Content starts
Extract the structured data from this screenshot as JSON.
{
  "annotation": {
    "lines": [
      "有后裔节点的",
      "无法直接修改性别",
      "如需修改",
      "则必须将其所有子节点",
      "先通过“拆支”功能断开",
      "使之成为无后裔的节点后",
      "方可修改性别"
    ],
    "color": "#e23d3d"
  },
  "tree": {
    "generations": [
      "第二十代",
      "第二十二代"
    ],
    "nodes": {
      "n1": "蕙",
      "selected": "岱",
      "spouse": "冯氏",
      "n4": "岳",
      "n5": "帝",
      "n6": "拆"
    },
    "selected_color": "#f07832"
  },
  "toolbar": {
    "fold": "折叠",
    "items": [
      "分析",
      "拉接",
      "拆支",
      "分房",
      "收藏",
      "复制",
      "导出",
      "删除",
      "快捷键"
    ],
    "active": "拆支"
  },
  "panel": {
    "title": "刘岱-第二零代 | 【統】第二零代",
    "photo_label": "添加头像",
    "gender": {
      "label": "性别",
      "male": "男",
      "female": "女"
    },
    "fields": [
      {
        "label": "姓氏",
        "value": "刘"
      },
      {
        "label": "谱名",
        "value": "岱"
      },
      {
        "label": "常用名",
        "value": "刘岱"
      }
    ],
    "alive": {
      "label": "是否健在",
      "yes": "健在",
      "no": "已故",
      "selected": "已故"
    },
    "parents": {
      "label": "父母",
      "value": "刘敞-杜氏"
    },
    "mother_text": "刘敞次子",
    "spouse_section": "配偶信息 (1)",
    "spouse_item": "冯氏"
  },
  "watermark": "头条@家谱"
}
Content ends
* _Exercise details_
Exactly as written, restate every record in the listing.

* _Response area_
Extract the structured data from this screenshot as JSON.
{
  "annotation": {
    "lines": [
      "有后裔节点的",
      "无法直接修改性别",
      "如需修改",
      "则必须将其所有子节点",
      "先通过“拆支”功能断开",
      "使之成为无后裔的节点后",
      "方可修改性别"
    ],
    "color": "#e23d3d"
  },
  "tree": {
    "generations": [
      "第二十代",
      "第二十二代"
    ],
    "nodes": {
      "n1": "蕙",
      "selected": "岱",
      "spouse": "冯氏",
      "n4": "岳",
      "n5": "帝",
      "n6": "拆"
    },
    "selected_color": "#f07832"
  },
  "toolbar": {
    "fold": "折叠",
    "items": [
      "分析",
      "拉接",
      "拆支",
      "分房",
      "收藏",
      "复制",
      "导出",
      "删除",
      "快捷键"
    ],
    "active": "拆支"
  },
  "panel": {
    "title": "刘岱-第二零代 | 【統】第二零代",
    "photo_label": "添加头像",
    "gender": {
      "label": "性别",
      "male": "男",
      "female": "女"
    },
    "fields": [
      {
        "label": "姓氏",
        "value": "刘"
      },
      {
        "label": "谱名",
        "value": "岱"
      },
      {
        "label": "常用名",
        "value": "刘岱"
      }
    ],
    "alive": {
      "label": "是否健在",
      "yes": "健在",
      "no": "已故",
      "selected": "已故"
    },
    "parents": {
      "label": "父母",
      "value": "刘敞-杜氏"
    },
    "mother_text": "刘敞次子",
    "spouse_section": "配偶信息 (1)",
    "spouse_item": "冯氏"
  },
  "watermark": "头条@家谱"
}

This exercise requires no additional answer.